As a protection against predators, this black and white critter sprays a foul-smelling, musky fluid. Most wild skunks spray as a protection strategy when they are hurt or assaulted. Its aroma is made up of chemicals that can be emitted by one or both of their anal glands. They can aim their glands at a target up to 15 feet (4.5 meters) away with incredible accuracy, but luckily for us, they tend to offer a little bit of early warning: to show anger or fear, they frequently stamp their front paws, knead the ground like a cat, and keep their tail upright.
Humane Society of the United States
What is the function of hair on the mammals?
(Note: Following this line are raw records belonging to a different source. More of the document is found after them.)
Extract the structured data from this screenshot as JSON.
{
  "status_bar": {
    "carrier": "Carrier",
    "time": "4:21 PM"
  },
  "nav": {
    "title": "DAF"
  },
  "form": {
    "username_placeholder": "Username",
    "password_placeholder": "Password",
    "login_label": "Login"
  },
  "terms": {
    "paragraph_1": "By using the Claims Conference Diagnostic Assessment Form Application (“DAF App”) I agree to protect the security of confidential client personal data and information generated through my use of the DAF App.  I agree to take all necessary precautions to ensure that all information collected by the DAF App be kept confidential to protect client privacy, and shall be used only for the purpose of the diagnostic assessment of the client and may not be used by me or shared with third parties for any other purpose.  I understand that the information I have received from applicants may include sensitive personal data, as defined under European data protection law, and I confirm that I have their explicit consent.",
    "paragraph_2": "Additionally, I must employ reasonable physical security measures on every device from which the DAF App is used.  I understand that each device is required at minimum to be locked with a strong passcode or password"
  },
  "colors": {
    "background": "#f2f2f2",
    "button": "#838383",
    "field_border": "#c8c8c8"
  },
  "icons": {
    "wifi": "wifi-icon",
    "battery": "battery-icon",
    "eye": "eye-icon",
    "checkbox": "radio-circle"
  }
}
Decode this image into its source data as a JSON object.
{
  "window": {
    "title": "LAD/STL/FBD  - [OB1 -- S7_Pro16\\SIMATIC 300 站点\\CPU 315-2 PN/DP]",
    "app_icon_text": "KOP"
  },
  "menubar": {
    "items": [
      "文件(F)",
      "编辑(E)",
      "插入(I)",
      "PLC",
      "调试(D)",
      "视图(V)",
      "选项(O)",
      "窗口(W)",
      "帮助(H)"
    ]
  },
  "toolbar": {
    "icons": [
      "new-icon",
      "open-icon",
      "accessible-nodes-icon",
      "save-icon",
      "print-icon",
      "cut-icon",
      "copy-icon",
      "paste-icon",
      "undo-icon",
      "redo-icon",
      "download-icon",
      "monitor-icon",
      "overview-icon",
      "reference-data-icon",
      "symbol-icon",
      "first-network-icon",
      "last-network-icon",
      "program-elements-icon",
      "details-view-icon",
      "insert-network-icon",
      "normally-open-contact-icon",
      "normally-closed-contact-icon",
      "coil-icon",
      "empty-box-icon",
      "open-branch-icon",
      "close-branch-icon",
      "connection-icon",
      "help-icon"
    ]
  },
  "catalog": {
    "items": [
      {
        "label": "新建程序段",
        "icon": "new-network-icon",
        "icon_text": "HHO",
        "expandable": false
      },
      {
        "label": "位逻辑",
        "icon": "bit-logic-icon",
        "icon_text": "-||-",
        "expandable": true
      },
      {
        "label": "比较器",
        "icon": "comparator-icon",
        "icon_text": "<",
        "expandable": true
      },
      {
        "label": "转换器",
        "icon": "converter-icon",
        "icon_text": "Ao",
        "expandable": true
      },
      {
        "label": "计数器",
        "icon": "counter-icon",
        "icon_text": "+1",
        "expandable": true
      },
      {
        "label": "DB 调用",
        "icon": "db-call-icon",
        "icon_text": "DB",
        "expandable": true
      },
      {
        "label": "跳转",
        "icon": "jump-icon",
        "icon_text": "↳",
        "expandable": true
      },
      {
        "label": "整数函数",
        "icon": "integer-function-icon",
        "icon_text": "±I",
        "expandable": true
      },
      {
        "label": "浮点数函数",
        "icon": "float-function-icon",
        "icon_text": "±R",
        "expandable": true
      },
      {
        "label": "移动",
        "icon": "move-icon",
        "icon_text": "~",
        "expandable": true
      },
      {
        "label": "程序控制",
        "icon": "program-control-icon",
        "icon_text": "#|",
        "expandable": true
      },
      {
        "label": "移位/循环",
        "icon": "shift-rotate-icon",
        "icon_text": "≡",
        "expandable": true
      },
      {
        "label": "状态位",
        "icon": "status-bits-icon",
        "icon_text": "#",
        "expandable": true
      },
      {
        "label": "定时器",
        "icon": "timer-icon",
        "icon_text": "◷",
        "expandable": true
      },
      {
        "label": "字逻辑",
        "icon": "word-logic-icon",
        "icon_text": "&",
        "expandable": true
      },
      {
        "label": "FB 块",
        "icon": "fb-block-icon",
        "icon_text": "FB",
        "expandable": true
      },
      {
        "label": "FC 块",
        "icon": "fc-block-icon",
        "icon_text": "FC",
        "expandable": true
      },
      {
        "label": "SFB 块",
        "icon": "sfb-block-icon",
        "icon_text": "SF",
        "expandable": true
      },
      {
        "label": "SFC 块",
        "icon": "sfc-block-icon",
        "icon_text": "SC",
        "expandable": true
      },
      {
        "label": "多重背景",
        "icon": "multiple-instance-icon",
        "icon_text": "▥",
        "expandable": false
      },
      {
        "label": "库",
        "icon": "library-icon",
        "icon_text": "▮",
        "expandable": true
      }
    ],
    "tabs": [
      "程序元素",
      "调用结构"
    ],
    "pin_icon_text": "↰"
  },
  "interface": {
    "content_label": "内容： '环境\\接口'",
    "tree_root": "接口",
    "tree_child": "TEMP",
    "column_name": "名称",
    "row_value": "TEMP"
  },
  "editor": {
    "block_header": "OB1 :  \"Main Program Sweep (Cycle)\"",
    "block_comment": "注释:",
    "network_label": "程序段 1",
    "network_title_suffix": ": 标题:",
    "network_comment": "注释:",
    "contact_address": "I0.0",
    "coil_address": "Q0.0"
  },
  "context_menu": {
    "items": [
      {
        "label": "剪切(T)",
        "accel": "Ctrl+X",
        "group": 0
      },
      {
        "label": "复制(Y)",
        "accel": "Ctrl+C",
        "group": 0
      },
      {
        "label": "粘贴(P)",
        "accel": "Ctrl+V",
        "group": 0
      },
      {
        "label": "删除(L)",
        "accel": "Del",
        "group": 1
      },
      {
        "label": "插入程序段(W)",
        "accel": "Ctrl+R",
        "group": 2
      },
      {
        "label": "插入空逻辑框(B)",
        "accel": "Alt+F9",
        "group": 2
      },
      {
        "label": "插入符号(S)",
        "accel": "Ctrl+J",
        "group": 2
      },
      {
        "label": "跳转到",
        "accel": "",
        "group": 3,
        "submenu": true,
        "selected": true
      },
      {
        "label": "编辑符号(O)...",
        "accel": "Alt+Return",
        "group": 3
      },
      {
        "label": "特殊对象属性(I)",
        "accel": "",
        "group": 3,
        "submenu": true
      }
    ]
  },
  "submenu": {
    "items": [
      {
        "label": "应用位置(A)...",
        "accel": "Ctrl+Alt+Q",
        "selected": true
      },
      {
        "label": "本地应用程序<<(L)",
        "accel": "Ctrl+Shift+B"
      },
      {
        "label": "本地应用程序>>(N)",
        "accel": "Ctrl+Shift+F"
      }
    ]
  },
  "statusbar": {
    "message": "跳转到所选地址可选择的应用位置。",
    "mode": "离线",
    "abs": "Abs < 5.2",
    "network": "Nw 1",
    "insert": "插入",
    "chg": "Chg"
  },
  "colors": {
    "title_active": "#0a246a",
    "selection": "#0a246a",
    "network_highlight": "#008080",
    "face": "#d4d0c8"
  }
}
Hair helps to insulate, conceal, signal, defend, and detect the immediate environment in contemporary mammals. Insulation aids to store heat while also protecting against extreme heat, as seen in diurnal desert animals like the camel. Human hair’s principal role is to insulate the human body. Hair does this in two ways: it acts as a physical barrier between external cold air and the skin, as well as trapping warm air between the skin and the hair, keeping the body warmer.
The hair coat subserves a variety of purposes, including protection from the outside environment (including light), body temperature management, and feeling (tactile hairs or whiskers). It accounts for 24 percent of a mammals’ body weight when combined with the skin. Hair, which offers insulation and protection, is regarded as one of the most important evolutionary breakthroughs that contributed to the emergence of mammals. According to National Geographic News, the roots of hair may be traced back to an unknown reptile progenitor that lived more than 300 million years ago, during the Paleozoic era.